Indeed, the judge explicitly declined to levy a fine against Vaknin, noting on the judgment form that no fine would be imposed due to an inability to pay.
Here, the judge apparently issued a restitution order as a hedge against his founded belief that the defendant — an individual of demonstrated entrepreneurial bent — might well acquire assets in the future. While this conclusion would have been less controversial had the judge made a more pointed reference to Vaknin's past accomplishments and future financial prognosis, we cannot say that an abuse of discretion transpired. See Lombardi, 5 F.3d at 572-73.
C. The Government's Concessions.
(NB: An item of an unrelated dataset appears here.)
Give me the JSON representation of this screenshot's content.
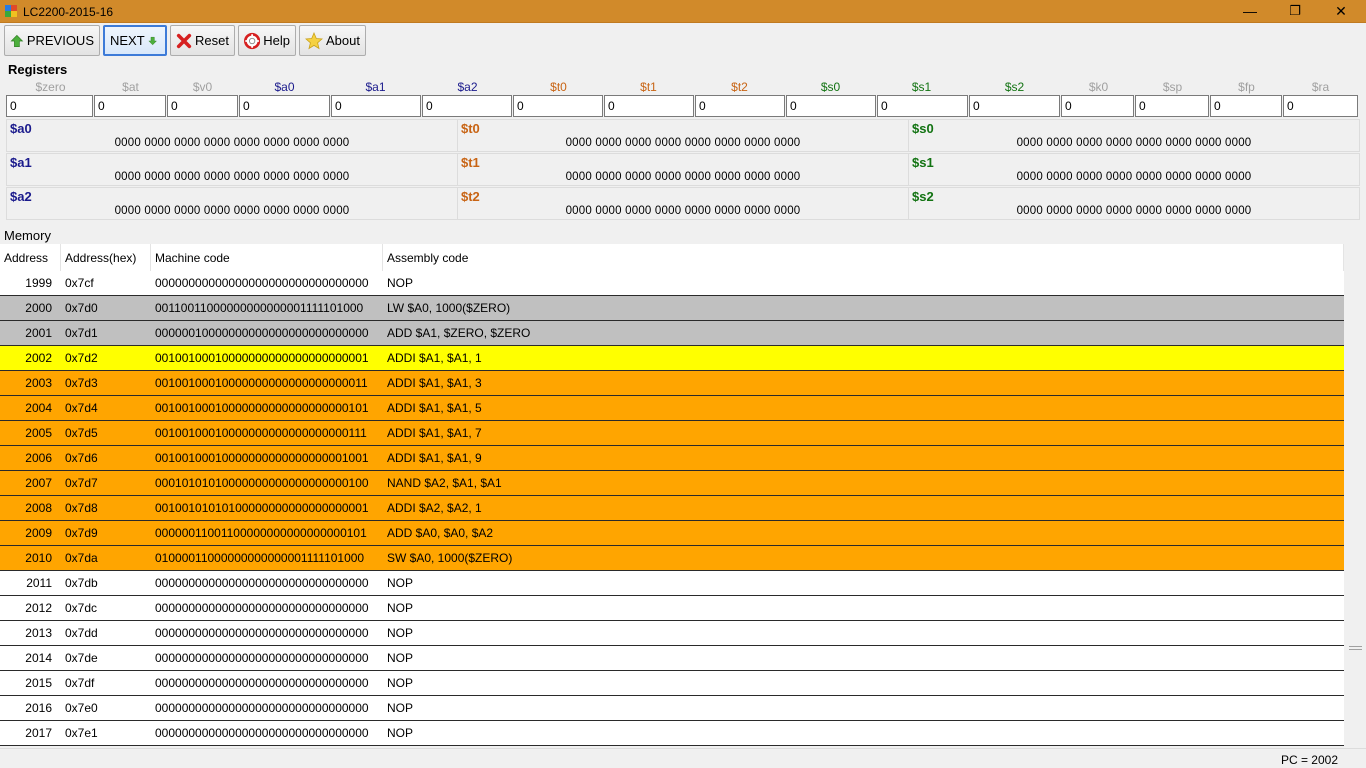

The district court ordered Vaknin to make restitution in the amount of $1,000,000. This figure is vulnerable on two fronts. First, the government has brought to light on its own initiative a mathematical error that, when corrected, will reduce the amount of restitution owed. Second, the sentencing court premised the loss calculation on the amount which the Bank received when it resold the property Vaknin had pledged to secure the defaulted loans, rather than on its fair market value at the time of foreclosure. Because the district court used fair market value as of the foreclosure date when determining the amount of restitution that Yeghian owed, the government concedes that it would be fair to employ the same barometer in respect to Vaknin (a similarly situated codefendant). We accept the government's concessions at face value, without passing substantively upon them, and direct the district court to make these two adjustments to the restitutionary award. The resultant obligation thus will be reduced to $902,000.
This is very professional behavior, and we commend the prosecutors for it.
We need go no further. For the reasons set forth herein, we affirm the convictions of all the defendants; modify the restitution order imposed against Vaknin, and, as modified, affirm it; vacate the restitution orders imposed on Fonseca and Yeghian, respectively; and remand for further proceedings as to them.
Affirmed in part; vacated in part; remanded.